TASK INSTRUCTIONS:
Look through the entries for the string "digital", and copy each line that holds it.

::: GIVEN INFORMATION :::

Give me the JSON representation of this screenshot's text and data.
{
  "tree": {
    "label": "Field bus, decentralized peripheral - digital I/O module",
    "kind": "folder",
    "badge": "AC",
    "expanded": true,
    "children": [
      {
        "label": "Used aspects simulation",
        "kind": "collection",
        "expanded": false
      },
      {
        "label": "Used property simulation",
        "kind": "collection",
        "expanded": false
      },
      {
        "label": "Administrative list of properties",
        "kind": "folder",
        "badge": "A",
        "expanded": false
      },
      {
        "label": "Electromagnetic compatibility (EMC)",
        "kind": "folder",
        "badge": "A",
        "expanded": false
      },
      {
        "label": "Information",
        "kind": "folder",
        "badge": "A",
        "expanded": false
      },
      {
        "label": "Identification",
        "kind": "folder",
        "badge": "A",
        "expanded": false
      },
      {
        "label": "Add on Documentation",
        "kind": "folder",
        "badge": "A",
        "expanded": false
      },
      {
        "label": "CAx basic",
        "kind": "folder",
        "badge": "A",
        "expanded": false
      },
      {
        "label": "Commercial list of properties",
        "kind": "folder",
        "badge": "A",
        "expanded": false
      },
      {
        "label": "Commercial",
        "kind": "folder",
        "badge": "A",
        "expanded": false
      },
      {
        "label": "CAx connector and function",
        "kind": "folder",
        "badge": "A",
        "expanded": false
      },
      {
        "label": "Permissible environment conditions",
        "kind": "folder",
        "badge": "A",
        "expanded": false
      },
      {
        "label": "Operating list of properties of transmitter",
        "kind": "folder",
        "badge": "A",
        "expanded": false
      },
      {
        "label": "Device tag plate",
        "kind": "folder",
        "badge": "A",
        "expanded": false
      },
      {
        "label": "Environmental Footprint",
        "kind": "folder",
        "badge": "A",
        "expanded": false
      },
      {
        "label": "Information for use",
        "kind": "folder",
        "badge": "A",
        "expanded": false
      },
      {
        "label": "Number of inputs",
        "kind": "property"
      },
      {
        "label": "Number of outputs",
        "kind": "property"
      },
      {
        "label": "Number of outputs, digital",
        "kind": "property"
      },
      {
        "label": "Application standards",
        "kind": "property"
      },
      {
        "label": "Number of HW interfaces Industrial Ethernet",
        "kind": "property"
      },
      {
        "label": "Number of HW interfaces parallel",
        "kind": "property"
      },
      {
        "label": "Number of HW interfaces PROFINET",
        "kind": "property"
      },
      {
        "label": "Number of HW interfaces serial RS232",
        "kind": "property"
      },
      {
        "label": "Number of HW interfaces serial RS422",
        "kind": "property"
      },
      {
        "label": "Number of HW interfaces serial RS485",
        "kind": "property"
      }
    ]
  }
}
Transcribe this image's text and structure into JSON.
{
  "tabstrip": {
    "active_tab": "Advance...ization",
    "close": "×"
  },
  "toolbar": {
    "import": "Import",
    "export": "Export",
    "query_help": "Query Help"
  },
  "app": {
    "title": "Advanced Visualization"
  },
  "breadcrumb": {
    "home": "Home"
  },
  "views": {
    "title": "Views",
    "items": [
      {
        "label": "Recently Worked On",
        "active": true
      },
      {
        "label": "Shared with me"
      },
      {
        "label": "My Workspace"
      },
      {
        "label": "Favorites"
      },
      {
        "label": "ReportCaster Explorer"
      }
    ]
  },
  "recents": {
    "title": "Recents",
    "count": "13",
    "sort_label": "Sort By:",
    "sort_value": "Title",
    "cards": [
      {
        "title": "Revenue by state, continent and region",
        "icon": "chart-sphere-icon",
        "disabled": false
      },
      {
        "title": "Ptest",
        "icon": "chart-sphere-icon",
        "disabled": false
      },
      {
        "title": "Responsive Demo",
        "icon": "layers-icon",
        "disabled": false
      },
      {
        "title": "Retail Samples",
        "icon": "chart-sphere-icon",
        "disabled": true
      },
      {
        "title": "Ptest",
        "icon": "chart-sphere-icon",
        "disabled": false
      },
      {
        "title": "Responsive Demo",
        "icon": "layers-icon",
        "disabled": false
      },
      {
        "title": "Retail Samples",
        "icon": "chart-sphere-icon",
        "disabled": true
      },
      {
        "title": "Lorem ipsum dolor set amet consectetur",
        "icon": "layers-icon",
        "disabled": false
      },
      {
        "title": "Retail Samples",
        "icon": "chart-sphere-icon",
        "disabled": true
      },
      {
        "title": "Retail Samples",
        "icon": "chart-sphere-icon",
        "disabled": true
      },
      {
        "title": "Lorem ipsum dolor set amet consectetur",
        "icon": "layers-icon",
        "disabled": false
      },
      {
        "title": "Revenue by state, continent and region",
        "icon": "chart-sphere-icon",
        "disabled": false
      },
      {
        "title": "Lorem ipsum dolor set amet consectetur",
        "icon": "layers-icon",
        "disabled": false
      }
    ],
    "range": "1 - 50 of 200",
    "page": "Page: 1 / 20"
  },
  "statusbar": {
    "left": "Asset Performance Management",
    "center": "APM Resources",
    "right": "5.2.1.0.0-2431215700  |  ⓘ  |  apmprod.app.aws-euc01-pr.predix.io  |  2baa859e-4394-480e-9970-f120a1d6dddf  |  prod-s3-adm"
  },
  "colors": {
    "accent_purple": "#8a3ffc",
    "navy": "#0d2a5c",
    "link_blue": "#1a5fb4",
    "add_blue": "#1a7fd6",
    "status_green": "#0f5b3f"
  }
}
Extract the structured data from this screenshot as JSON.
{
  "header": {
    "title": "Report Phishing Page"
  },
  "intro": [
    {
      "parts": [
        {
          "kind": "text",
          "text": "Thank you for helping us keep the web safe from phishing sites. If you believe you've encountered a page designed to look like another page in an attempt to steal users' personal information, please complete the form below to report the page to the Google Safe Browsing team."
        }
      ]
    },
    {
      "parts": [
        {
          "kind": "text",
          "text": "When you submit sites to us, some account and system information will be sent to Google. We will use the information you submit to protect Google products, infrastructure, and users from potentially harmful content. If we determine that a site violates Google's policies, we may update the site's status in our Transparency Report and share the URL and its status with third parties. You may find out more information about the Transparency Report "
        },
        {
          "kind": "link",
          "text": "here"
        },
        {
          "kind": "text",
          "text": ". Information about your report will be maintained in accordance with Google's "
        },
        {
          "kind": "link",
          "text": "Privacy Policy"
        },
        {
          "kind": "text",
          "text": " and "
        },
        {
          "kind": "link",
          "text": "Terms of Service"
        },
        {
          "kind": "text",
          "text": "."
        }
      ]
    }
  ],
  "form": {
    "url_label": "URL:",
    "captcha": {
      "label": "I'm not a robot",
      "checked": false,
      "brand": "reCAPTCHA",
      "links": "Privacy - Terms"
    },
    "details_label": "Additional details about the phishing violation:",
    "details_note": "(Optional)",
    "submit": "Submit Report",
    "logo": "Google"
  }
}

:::

EXPECTED OUTPUT:
    "label": "Field bus, decentralized peripheral - digital I/O module",
        "label": "Number of outputs, digital",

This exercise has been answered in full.